Lines from the entries below that hold "Upper" form the answer; copy all of them.

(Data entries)
---

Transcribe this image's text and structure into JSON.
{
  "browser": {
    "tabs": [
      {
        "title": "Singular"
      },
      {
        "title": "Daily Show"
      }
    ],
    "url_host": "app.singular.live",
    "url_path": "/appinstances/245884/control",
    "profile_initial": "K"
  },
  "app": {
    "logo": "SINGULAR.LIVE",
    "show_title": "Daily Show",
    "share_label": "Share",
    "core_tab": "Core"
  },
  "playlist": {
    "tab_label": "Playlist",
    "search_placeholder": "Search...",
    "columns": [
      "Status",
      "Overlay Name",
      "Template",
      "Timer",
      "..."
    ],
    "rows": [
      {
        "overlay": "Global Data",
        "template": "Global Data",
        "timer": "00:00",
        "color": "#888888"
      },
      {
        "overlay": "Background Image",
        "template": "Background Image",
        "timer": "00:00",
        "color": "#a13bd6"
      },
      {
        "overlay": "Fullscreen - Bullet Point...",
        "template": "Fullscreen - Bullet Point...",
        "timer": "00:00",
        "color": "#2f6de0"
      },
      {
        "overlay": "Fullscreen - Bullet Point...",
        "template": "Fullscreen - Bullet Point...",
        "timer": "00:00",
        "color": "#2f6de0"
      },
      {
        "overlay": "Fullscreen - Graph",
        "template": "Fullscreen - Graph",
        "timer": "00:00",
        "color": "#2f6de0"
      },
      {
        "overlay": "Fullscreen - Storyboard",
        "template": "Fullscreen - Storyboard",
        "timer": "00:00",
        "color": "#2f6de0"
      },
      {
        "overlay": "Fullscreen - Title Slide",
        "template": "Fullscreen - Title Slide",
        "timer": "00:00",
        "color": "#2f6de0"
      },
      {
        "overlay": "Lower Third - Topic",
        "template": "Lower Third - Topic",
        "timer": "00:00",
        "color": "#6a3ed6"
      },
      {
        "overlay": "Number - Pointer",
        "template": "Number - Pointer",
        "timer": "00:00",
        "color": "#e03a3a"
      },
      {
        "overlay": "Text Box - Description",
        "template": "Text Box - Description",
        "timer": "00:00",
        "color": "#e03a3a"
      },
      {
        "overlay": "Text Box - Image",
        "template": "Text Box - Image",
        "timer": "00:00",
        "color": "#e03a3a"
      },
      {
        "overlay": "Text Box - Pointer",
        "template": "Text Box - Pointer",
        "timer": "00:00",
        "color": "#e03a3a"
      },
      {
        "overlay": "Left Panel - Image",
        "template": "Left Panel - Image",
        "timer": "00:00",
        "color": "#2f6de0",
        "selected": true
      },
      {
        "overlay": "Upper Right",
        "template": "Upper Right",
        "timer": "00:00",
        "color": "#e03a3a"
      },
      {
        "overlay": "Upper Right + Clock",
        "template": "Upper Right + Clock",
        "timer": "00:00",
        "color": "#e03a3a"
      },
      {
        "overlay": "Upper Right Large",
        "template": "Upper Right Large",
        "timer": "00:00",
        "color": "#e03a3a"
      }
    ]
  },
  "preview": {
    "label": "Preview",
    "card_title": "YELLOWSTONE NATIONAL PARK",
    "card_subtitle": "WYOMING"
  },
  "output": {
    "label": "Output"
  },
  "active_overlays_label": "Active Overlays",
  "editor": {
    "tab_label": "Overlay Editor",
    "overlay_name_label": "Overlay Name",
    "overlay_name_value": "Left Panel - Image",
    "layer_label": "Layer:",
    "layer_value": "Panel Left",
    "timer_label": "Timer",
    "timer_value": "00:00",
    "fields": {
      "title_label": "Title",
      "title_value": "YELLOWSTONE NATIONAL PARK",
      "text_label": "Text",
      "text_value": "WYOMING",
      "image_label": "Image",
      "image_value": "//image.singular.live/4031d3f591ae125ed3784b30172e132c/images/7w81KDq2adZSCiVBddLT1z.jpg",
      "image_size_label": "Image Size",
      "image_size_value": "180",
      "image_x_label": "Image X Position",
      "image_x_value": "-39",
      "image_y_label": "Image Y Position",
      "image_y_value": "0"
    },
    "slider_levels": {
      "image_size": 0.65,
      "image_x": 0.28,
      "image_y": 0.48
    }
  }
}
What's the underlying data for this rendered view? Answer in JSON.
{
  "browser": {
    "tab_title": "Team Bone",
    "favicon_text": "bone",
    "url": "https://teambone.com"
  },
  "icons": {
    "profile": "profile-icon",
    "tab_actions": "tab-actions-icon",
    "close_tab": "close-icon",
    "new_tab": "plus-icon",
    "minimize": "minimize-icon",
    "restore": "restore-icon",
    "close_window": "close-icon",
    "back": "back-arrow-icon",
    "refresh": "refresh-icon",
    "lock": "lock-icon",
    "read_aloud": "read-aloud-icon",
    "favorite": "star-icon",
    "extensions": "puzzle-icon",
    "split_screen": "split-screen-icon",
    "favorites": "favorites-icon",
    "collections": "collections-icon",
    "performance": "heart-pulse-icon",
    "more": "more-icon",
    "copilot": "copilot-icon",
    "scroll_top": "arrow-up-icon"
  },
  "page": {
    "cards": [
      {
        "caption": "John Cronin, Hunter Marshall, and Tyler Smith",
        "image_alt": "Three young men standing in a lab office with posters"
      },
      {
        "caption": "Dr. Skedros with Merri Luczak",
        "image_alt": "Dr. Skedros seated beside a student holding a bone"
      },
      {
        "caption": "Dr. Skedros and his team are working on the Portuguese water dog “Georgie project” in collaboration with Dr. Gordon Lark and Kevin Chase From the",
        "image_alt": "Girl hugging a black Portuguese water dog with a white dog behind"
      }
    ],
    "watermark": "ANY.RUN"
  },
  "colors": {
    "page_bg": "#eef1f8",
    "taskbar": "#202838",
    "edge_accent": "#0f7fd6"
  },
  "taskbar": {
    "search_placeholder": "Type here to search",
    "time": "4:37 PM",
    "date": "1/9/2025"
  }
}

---

Answer to this problem
        "overlay": "Upper Right",
        "template": "Upper Right",
        "overlay": "Upper Right + Clock",
        "template": "Upper Right + Clock",
        "overlay": "Upper Right Large",
        "template": "Upper Right Large",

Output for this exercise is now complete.